The study has been launched in response to a recent escape of farm-raised salmon and will be managed by the wild-fish conservation body Fisheries Management Scotland, supported by scientists from Marine Scotland Science, and funded by Mowi Scotland.
The multi-year study of 115 sites aims to confirm wild salmon’s current genetic profile and to track for the potential of genetic changes should interbreeding of farmed and wild salmon occur.
In late August, Mowi Scotland confirmed that 48,834 farm-raised salmon escaped from its Carradale farm in the Firth of Clyde after it became detached from its seabed anchors during a combination of strong weather events.
Since the escape, Fisheries Management Scotland has been working with member District Salmon Fishery Boards and Fisheries Trusts, as well as angling associations, to monitor the situation and mitigate where possible. Escaped farmed salmon have been caught by anglers in multiple rivers across Loch Lomond, Ayrshire, Clyde, Argyll and in rivers in north-west England.
The priority for Fisheries Management Scotland and their members has been to ensure that any farmed fish are removed from the rivers, humanely dispatched, and scale samples submitted to enable accurate identification, and Mowi has committed to support these actions.
Dr Alan Wells, chief executive of Fisheries Management Scotland, said: “We are very disappointed that this escape has occurred. The Carradale North farm is a new development, and we are all agreed it is not acceptable for such escapes to occur. It is crucial that lessons are learned, and that appropriate steps are taken to avoid such escapes happening in future.
“We have welcomed Mowi’s commitment to work with us and to fund a comprehensive genetics study that will help us better understand the potential impacts. We will continue to engage with the industry and regulators, with a view to improving the situation for wild salmon and sea trout.”

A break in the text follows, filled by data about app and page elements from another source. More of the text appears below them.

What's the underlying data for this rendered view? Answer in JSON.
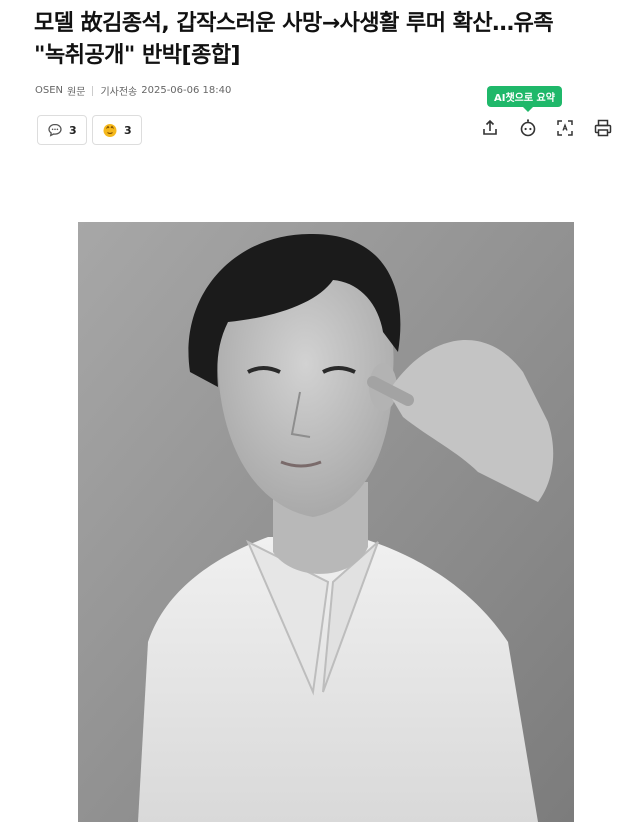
{
  "article": {
    "title_line1": "모델 故김종석, 갑작스러운 사망→사생활 루머 확산…유족",
    "title_line2": "\"녹취공개\" 반박[종합]"
  },
  "meta": {
    "source": "OSEN",
    "source_type": "원문",
    "sent_label": "기사전송",
    "timestamp": "2025-06-06 18:40"
  },
  "ai_summary": {
    "label": "AI챗으로 요약"
  },
  "reactions": {
    "comments": {
      "icon": "comment-icon",
      "count": "3"
    },
    "likes": {
      "icon": "reaction-emoji-icon",
      "count": "3"
    }
  },
  "toolbar": {
    "icons": [
      "share-icon",
      "ai-bot-icon",
      "text-size-icon",
      "print-icon"
    ]
  },
  "colors": {
    "accent_green": "#1fb86a",
    "title": "#111111",
    "meta": "#666666"
  },
  "image": {
    "type": "black-and-white portrait photo"
  }
}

Ben Hadfield, COO of Mowi Scotland, said: “I would like to thank Fisheries Management Scotland and their member District Salmon Fishery Boards and Fisheries Trusts for their efforts to remove these fish from rivers across the Firth of Clyde, and apologise for any disruption and concern this escape has caused all those with an interest in wild salmon. We have learned the root cause of the escape – system anchor lines crossing and resulting in friction failure – and acknowledge our responsibility to quickly learn from this event to prevent it from occurring again.”

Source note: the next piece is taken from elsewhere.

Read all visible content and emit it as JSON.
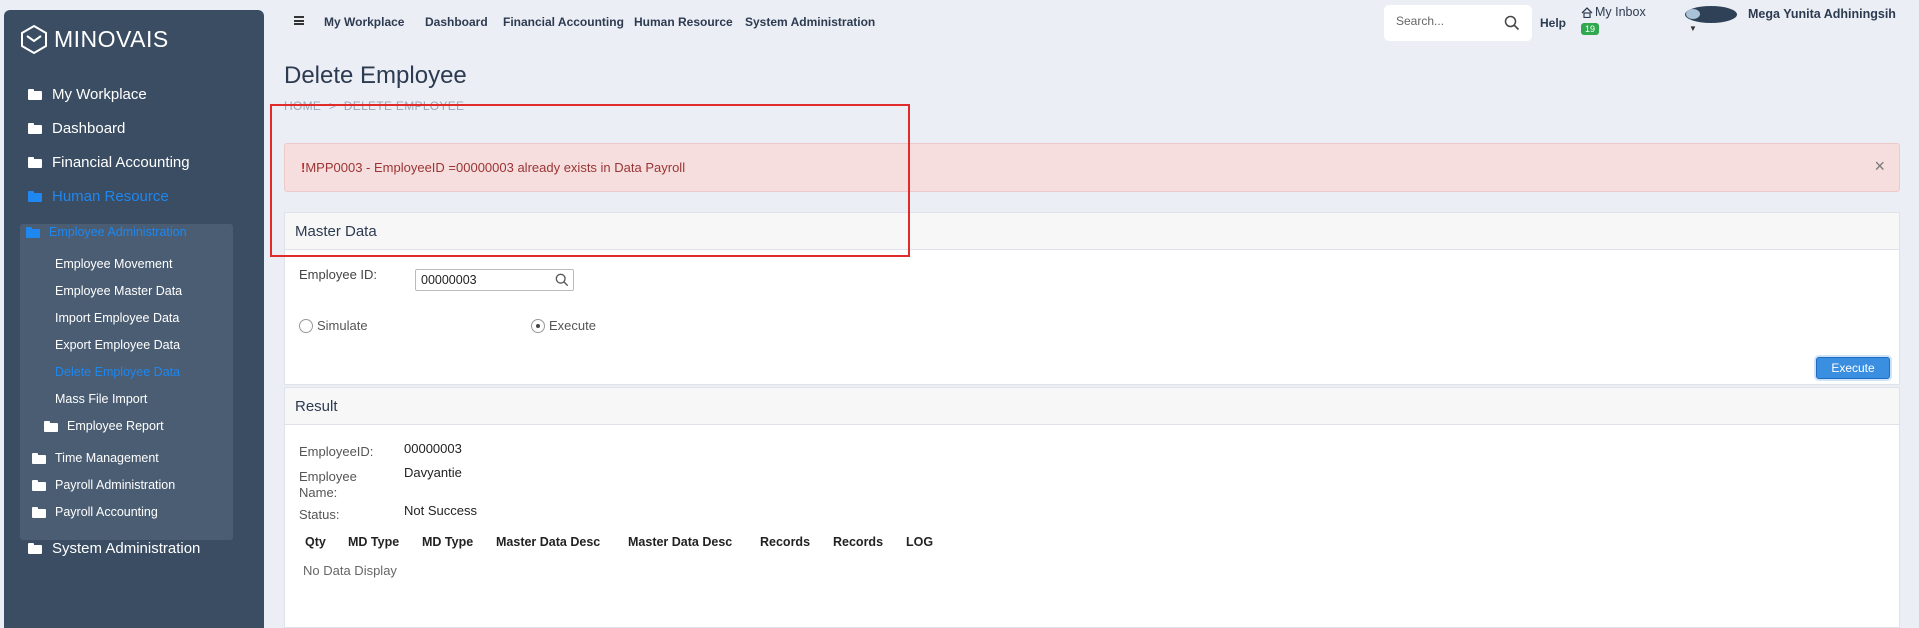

Polly Burns, aquaculture interactions manager at Fisheries Management Scotland, added: “We would like to thank anglers for their continuing efforts to capture and report farmed fish entering our rivers. We have received about 150 reports of farmed fish captures from a range of rivers both within and out with the Firth of Clyde and we continue to urge anglers to report catches of farmed fish, using the reporting system on our website.”
This new and comprehensive study of genetic introgression aims to add to the understanding of one of the potential pressures on Scotland’s wild salmon, which are approaching crisis-point. The Scottish Government has identified a range of high-level pressures on wild salmon to also include: over-exploitation, predation, invasive species, habitat loss and inshore commercial fisheries.